(2014) Chembiochem 15: 451-459
- PubMed: 24382674
- DOI: 10.1002/cbic.201300568
- Primary Citation of Related Structures:  2M78, 2M79
- PubMed Abstract:
Peptides have the specificity and size required to target the protein-protein interactions involved in many diseases. Some cyclic peptides have been utilised as scaffolds for peptide drugs because of their stability; however, other cyclic peptide sca ...
Peptides have the specificity and size required to target the protein-protein interactions involved in many diseases. Some cyclic peptides have been utilised as scaffolds for peptide drugs because of their stability; however, other cyclic peptide scaffolds remain to be explored. θ-Defensins are cyclic peptides from mammals; they are characterised by a cyclic cystine ladder motif and have low haemolytic and cytotoxic activity. Here we demonstrate the potential of the cyclic cystine ladder as a scaffold for peptide drug design by introducing the integrin-binding Arg-Gly-Asp (RGD) motif into the θ-defensin RTD-1. The most active analogue had an IC50 of 18 nM for the αv β3 integrin as well as high serum stability, thus demonstrating that a desired bioactivity can be imparted to the cyclic cystine ladder. This study highlights how θ-defensins can provide a stable and conformationally restrained scaffold for bioactive epitopes in a β-strand or turn conformation. Furthermore, the symmetry of the cyclic cystine ladder presents the opportunity to design peptides with dual bioactive epitopes to increase activity and specificity.

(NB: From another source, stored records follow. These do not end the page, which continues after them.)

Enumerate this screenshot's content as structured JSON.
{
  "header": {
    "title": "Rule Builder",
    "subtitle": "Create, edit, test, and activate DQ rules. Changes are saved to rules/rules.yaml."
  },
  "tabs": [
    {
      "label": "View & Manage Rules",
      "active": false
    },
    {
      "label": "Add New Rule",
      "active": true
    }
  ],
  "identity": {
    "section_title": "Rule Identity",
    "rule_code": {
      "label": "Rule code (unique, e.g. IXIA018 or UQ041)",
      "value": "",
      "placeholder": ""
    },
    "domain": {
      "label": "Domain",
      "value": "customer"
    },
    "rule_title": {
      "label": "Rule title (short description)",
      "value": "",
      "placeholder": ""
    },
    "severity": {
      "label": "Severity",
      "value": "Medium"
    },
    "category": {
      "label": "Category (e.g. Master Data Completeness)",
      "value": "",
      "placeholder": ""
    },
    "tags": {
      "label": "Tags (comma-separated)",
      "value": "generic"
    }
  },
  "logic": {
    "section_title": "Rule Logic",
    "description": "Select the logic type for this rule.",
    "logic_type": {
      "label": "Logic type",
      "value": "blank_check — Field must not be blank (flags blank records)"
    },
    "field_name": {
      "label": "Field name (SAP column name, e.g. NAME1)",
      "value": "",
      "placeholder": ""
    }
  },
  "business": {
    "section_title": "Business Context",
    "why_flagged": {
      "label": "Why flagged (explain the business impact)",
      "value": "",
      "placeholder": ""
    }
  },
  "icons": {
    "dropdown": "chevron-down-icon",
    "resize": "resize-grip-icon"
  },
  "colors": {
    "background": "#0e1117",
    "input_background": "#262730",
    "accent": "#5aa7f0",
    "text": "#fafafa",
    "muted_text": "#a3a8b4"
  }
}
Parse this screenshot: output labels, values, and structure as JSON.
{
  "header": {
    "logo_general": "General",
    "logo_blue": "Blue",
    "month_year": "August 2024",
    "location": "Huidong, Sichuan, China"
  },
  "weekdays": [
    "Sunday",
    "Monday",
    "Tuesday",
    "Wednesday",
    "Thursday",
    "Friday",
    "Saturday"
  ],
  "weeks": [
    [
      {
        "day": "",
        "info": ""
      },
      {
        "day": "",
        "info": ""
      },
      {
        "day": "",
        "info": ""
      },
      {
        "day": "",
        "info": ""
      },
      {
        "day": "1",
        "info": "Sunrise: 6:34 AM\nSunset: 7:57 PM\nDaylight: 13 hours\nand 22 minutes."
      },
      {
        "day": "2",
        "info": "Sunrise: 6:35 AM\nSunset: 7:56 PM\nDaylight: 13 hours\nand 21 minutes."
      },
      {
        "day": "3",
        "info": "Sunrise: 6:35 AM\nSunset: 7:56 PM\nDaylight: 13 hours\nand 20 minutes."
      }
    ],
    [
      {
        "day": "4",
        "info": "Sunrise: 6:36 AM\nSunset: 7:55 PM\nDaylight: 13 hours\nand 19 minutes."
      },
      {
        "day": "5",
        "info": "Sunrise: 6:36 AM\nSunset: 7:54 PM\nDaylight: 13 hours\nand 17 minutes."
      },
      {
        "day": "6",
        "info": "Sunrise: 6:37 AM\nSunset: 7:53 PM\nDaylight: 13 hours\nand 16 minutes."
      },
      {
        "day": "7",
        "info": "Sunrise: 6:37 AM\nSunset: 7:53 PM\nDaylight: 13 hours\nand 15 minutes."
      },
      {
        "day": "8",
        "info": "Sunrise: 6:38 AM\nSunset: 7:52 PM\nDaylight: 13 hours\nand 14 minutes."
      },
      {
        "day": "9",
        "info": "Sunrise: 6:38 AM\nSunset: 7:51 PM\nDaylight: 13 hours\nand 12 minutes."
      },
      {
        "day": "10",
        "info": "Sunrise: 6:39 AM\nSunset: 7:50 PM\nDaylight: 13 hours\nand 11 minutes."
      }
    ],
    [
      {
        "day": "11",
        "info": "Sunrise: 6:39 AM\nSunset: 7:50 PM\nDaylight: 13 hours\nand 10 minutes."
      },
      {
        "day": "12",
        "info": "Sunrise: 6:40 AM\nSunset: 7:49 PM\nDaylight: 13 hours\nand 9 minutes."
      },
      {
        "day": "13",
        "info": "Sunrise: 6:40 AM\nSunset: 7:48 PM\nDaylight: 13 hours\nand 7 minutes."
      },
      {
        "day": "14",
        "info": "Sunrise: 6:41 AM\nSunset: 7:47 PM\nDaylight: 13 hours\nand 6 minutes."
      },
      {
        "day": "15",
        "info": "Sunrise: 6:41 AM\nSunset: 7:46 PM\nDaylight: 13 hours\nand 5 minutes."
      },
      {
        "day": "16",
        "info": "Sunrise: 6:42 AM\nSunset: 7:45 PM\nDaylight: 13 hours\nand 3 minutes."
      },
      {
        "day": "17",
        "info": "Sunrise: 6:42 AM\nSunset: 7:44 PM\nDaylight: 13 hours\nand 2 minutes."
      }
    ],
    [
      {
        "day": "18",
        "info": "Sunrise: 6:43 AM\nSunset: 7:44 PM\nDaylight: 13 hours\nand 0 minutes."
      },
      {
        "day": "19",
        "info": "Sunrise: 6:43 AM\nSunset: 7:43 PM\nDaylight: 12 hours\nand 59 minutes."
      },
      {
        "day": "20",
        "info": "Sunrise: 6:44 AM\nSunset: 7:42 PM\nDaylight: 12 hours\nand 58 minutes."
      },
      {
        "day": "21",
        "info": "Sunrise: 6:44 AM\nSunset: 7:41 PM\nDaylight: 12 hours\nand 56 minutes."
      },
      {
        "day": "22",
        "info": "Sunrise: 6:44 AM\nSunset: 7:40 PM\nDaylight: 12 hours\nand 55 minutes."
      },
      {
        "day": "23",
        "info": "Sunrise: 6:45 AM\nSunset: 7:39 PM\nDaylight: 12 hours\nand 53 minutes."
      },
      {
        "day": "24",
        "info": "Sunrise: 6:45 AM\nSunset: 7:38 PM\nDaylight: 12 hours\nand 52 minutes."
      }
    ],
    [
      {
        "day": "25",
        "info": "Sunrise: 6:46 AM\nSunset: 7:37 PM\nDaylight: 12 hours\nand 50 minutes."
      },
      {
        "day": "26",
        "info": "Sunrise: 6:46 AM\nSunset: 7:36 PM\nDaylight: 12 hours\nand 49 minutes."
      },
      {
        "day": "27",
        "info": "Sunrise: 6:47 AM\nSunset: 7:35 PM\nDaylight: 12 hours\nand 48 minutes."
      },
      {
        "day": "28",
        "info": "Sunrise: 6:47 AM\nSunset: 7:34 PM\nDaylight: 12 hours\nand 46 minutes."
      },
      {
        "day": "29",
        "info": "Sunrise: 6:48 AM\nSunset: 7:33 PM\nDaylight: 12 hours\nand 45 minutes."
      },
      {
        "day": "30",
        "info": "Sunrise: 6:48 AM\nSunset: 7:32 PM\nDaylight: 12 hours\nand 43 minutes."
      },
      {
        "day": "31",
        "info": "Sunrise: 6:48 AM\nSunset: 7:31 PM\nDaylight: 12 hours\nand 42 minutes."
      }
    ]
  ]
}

Division of Chemistry and Structural Biology, Institute for Molecular Bioscience, The University of Brisbane, St. Lucia, Brisbane, QLD 4072 (Australia).